TASK MATERIAL Block Start
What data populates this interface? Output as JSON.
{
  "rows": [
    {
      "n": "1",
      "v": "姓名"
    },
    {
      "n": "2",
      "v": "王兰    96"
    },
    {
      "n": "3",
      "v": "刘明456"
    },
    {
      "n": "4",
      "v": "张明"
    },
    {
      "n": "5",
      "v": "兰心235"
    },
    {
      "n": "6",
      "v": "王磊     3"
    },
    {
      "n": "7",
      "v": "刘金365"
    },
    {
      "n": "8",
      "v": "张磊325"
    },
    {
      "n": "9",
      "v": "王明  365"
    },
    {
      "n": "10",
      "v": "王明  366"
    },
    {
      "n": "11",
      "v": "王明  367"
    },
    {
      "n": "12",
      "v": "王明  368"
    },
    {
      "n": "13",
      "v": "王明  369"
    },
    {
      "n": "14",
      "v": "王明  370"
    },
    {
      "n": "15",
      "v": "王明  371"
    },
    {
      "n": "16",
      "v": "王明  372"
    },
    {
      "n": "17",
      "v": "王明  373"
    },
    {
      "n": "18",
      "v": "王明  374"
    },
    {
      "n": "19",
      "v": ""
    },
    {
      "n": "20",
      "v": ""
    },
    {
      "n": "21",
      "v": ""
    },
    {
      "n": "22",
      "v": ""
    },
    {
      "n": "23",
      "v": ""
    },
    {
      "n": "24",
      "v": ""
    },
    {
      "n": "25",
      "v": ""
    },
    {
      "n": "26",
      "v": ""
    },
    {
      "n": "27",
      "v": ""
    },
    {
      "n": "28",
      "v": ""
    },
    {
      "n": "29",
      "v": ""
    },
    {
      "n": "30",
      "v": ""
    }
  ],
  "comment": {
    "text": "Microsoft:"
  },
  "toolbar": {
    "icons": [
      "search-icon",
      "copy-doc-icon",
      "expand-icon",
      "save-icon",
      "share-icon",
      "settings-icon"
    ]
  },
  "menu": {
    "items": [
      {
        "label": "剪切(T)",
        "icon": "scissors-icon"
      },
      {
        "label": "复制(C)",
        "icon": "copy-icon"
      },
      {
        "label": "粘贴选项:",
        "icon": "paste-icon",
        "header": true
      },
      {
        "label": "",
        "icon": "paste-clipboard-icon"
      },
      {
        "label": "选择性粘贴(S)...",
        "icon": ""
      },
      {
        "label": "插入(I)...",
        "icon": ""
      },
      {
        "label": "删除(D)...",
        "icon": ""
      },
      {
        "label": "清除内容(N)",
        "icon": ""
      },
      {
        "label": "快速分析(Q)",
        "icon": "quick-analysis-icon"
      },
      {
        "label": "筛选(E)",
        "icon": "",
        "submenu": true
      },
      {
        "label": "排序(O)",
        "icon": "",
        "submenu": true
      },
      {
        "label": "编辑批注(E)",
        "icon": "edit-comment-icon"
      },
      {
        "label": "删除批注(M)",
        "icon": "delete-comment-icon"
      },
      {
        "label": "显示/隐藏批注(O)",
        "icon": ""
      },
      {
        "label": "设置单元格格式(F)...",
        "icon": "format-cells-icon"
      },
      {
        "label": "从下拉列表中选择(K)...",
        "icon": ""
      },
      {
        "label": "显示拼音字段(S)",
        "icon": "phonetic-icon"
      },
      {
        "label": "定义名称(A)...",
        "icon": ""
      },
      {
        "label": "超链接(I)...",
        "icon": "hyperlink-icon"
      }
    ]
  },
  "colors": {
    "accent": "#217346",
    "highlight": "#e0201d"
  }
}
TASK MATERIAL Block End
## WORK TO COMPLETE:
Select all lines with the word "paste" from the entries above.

## SOLUTION FOR THIS TASK:
        "icon": "paste-icon",
        "icon": "paste-clipboard-icon"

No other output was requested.